_TRY IT_
Pull every line that includes the word "artifact" from the data.

##### AVAILABLE DATA #####

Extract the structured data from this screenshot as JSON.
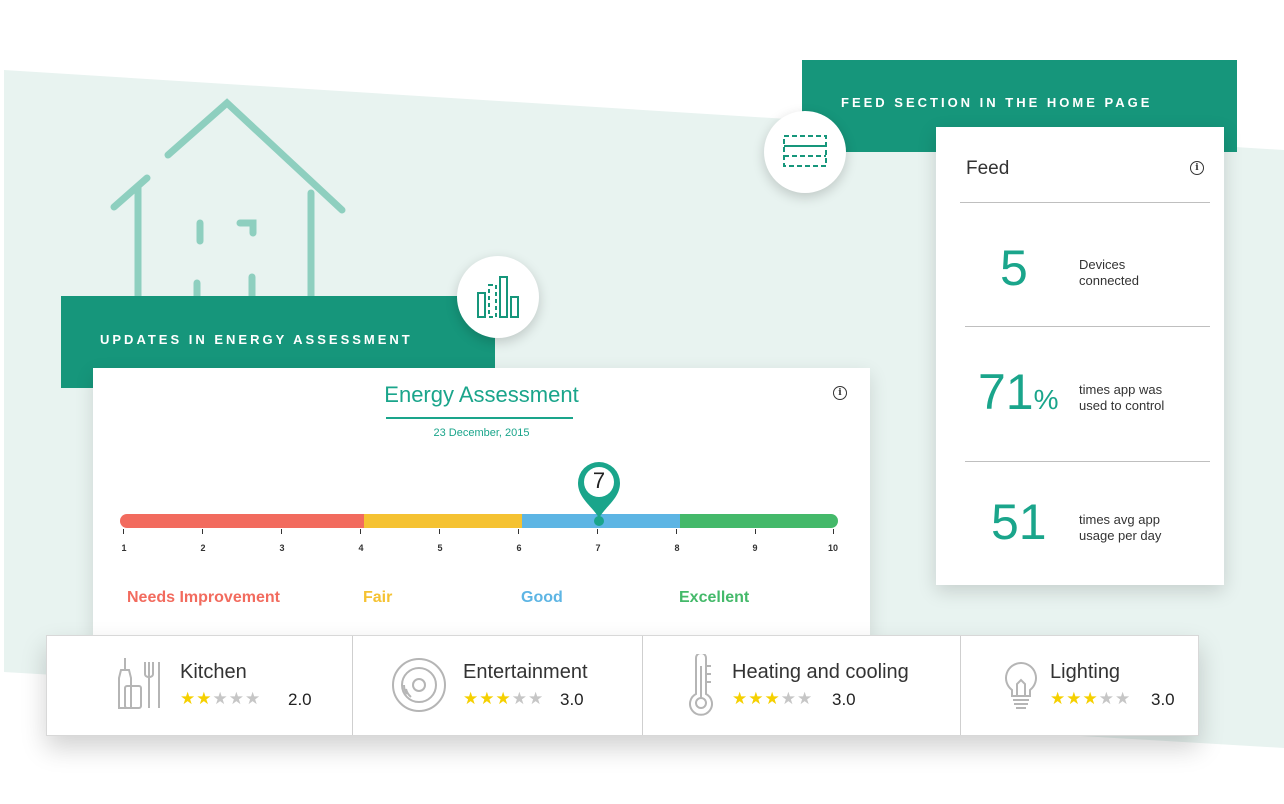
{
  "colors": {
    "brand_green": "#16967b",
    "accent_teal": "#1aa58b",
    "needs_improvement": "#f26b5e",
    "fair": "#f5c232",
    "good": "#5db5e4",
    "excellent": "#44b96a",
    "star_on": "#f5d000",
    "background_band": "#e8f3f0"
  },
  "banners": {
    "energy": "UPDATES IN ENERGY ASSESSMENT",
    "feed": "FEED SECTION IN THE HOME PAGE"
  },
  "energy_assessment": {
    "title": "Energy Assessment",
    "date": "23 December, 2015",
    "score": "7",
    "scale_ticks": [
      "1",
      "2",
      "3",
      "4",
      "5",
      "6",
      "7",
      "8",
      "9",
      "10"
    ],
    "categories": [
      "Needs Improvement",
      "Fair",
      "Good",
      "Excellent"
    ],
    "info_icon": "info-icon"
  },
  "rooms": [
    {
      "name": "Kitchen",
      "icon": "kitchen-icon",
      "stars": 2,
      "rating": "2.0"
    },
    {
      "name": "Entertainment",
      "icon": "disc-icon",
      "stars": 3,
      "rating": "3.0"
    },
    {
      "name": "Heating and cooling",
      "icon": "thermometer-icon",
      "stars": 3,
      "rating": "3.0"
    },
    {
      "name": "Lighting",
      "icon": "lightbulb-icon",
      "stars": 3,
      "rating": "3.0"
    }
  ],
  "feed": {
    "title": "Feed",
    "stats": [
      {
        "value": "5",
        "suffix": "",
        "desc_line1": "Devices",
        "desc_line2": "connected"
      },
      {
        "value": "71",
        "suffix": "%",
        "desc_line1": "times app was",
        "desc_line2": "used to control"
      },
      {
        "value": "51",
        "suffix": "",
        "desc_line1": "times avg app",
        "desc_line2": "usage per day"
      }
    ]
  }
}
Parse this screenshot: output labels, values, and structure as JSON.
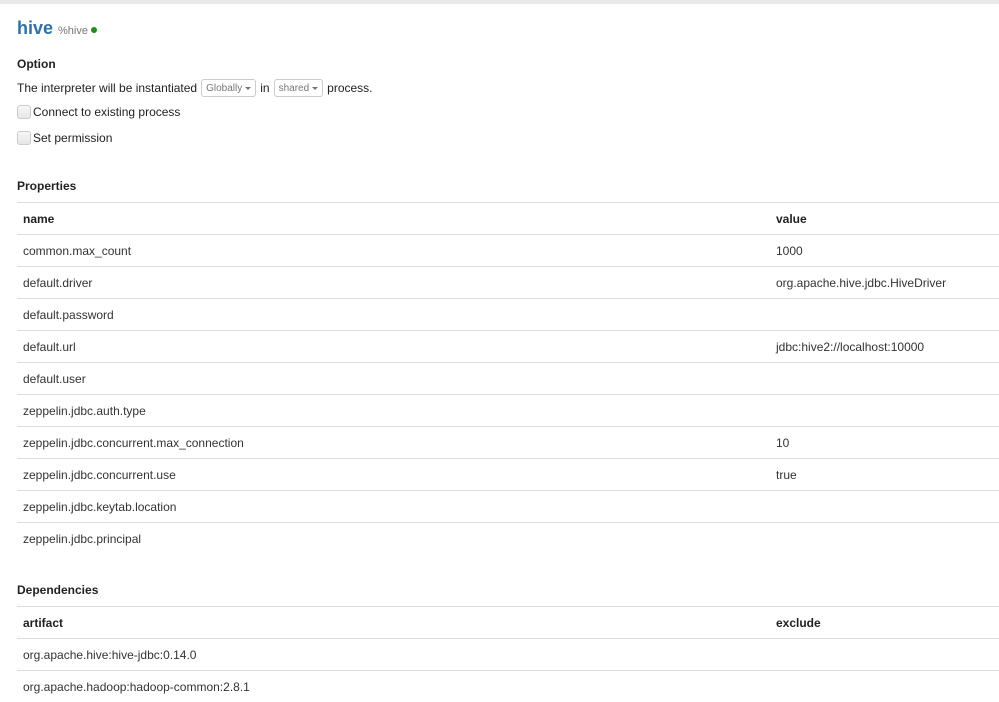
{
  "interpreter": {
    "name": "hive",
    "group": "%hive",
    "status_color": "#1a8f1a"
  },
  "option": {
    "title": "Option",
    "line_prefix": "The interpreter will be instantiated",
    "scope_value": "Globally",
    "line_in": "in",
    "process_value": "shared",
    "line_suffix": "process.",
    "connect_existing_label": "Connect to existing process",
    "set_permission_label": "Set permission"
  },
  "properties": {
    "title": "Properties",
    "headers": {
      "name": "name",
      "value": "value"
    },
    "rows": [
      {
        "name": "common.max_count",
        "value": "1000"
      },
      {
        "name": "default.driver",
        "value": "org.apache.hive.jdbc.HiveDriver"
      },
      {
        "name": "default.password",
        "value": ""
      },
      {
        "name": "default.url",
        "value": "jdbc:hive2://localhost:10000"
      },
      {
        "name": "default.user",
        "value": ""
      },
      {
        "name": "zeppelin.jdbc.auth.type",
        "value": ""
      },
      {
        "name": "zeppelin.jdbc.concurrent.max_connection",
        "value": "10"
      },
      {
        "name": "zeppelin.jdbc.concurrent.use",
        "value": "true"
      },
      {
        "name": "zeppelin.jdbc.keytab.location",
        "value": ""
      },
      {
        "name": "zeppelin.jdbc.principal",
        "value": ""
      }
    ]
  },
  "dependencies": {
    "title": "Dependencies",
    "headers": {
      "artifact": "artifact",
      "exclude": "exclude"
    },
    "rows": [
      {
        "artifact": "org.apache.hive:hive-jdbc:0.14.0",
        "exclude": ""
      },
      {
        "artifact": "org.apache.hadoop:hadoop-common:2.8.1",
        "exclude": ""
      }
    ]
  }
}
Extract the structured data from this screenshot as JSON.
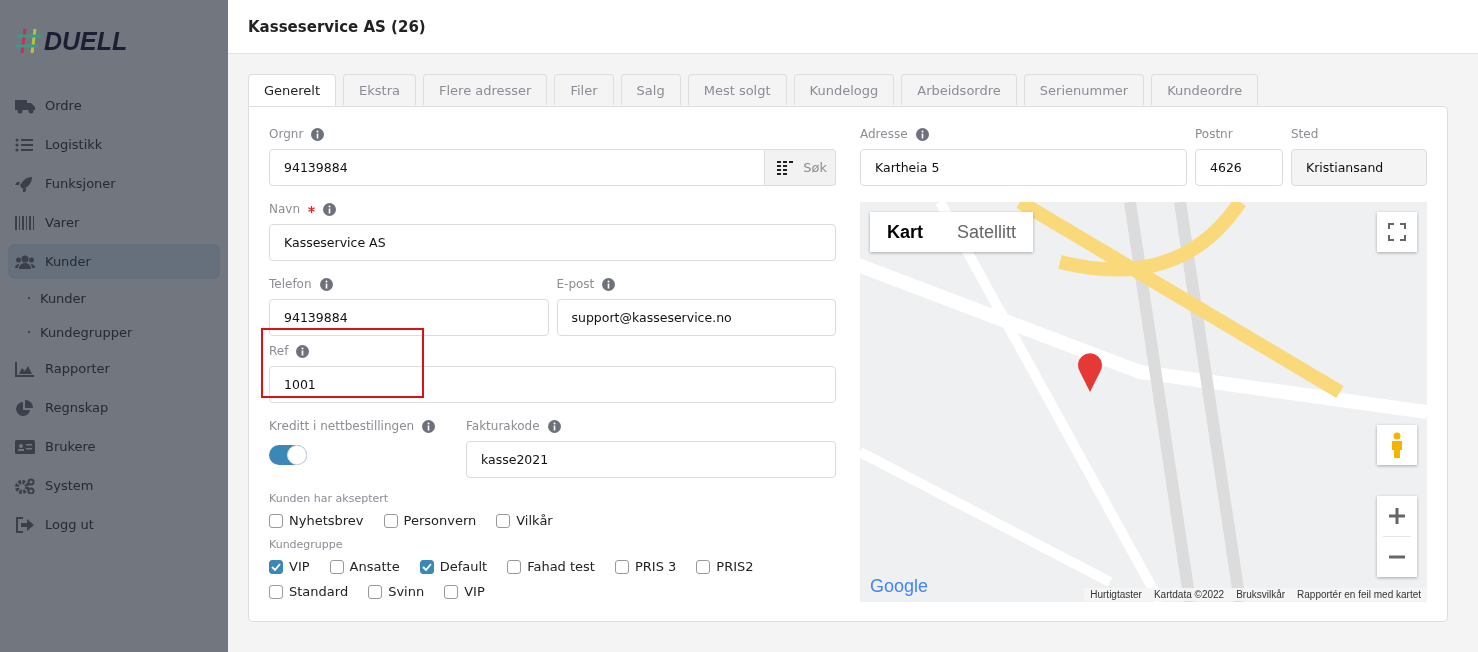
{
  "sidebar": {
    "logo": "DUELL",
    "items": [
      {
        "label": "Ordre",
        "selected": false
      },
      {
        "label": "Logistikk",
        "selected": false
      },
      {
        "label": "Funksjoner",
        "selected": false
      },
      {
        "label": "Varer",
        "selected": false
      },
      {
        "label": "Kunder",
        "selected": true,
        "children": [
          {
            "label": "Kunder"
          },
          {
            "label": "Kundegrupper"
          }
        ]
      },
      {
        "label": "Rapporter",
        "selected": false
      },
      {
        "label": "Regnskap",
        "selected": false
      },
      {
        "label": "Brukere",
        "selected": false
      },
      {
        "label": "System",
        "selected": false
      },
      {
        "label": "Logg ut",
        "selected": false
      }
    ]
  },
  "page": {
    "title": "Kasseservice AS (26)"
  },
  "tabs": [
    {
      "label": "Generelt",
      "selected": true
    },
    {
      "label": "Ekstra",
      "selected": false
    },
    {
      "label": "Flere adresser",
      "selected": false
    },
    {
      "label": "Filer",
      "selected": false
    },
    {
      "label": "Salg",
      "selected": false
    },
    {
      "label": "Mest solgt",
      "selected": false
    },
    {
      "label": "Kundelogg",
      "selected": false
    },
    {
      "label": "Arbeidsordre",
      "selected": false
    },
    {
      "label": "Serienummer",
      "selected": false
    },
    {
      "label": "Kundeordre",
      "selected": false
    }
  ],
  "form": {
    "orgnr": {
      "label": "Orgnr",
      "info": true,
      "value": "94139884",
      "button": "Søk"
    },
    "navn": {
      "label": "Navn",
      "required": true,
      "info": true,
      "value": "Kasseservice AS"
    },
    "telefon": {
      "label": "Telefon",
      "info": true,
      "value": "94139884"
    },
    "epost": {
      "label": "E-post",
      "info": true,
      "value": "support@kasseservice.no"
    },
    "ref": {
      "label": "Ref",
      "info": true,
      "value": "1001",
      "highlighted": true
    },
    "kreditt": {
      "label": "Kreditt i nettbestillingen",
      "info": true,
      "on": true
    },
    "fakturakode": {
      "label": "Fakturakode",
      "info": true,
      "value": "kasse2021"
    },
    "accepted": {
      "label": "Kunden har akseptert",
      "options": [
        {
          "label": "Nyhetsbrev",
          "checked": false
        },
        {
          "label": "Personvern",
          "checked": false
        },
        {
          "label": "Vilkår",
          "checked": false
        }
      ]
    },
    "customer_groups": {
      "label": "Kundegruppe",
      "options": [
        {
          "label": "VIP",
          "checked": true
        },
        {
          "label": "Ansatte",
          "checked": false
        },
        {
          "label": "Default",
          "checked": true
        },
        {
          "label": "Fahad test",
          "checked": false
        },
        {
          "label": "PRIS 3",
          "checked": false
        },
        {
          "label": "PRIS2",
          "checked": false
        },
        {
          "label": "Standard",
          "checked": false
        },
        {
          "label": "Svinn",
          "checked": false
        },
        {
          "label": "VIP",
          "checked": false
        }
      ]
    },
    "adresse": {
      "label": "Adresse",
      "info": true,
      "value": "Kartheia 5"
    },
    "postnr": {
      "label": "Postnr",
      "info": false,
      "value": "4626"
    },
    "sted": {
      "label": "Sted",
      "info": false,
      "value": "Kristiansand",
      "disabled": true
    }
  },
  "map": {
    "type_tabs": [
      {
        "label": "Kart",
        "selected": true
      },
      {
        "label": "Satellitt",
        "selected": false
      }
    ],
    "logo": "Google",
    "footer_links": [
      "Hurtigtaster",
      "Kartdata ©2022",
      "Bruksvilkår",
      "Rapportér en feil med kartet"
    ]
  }
}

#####

_SOLVED PROBLEM_
      "artifact": "artifact",
        "artifact": "org.apache.hive:hive-jdbc:0.14.0",
        "artifact": "org.apache.hadoop:hadoop-common:2.8.1",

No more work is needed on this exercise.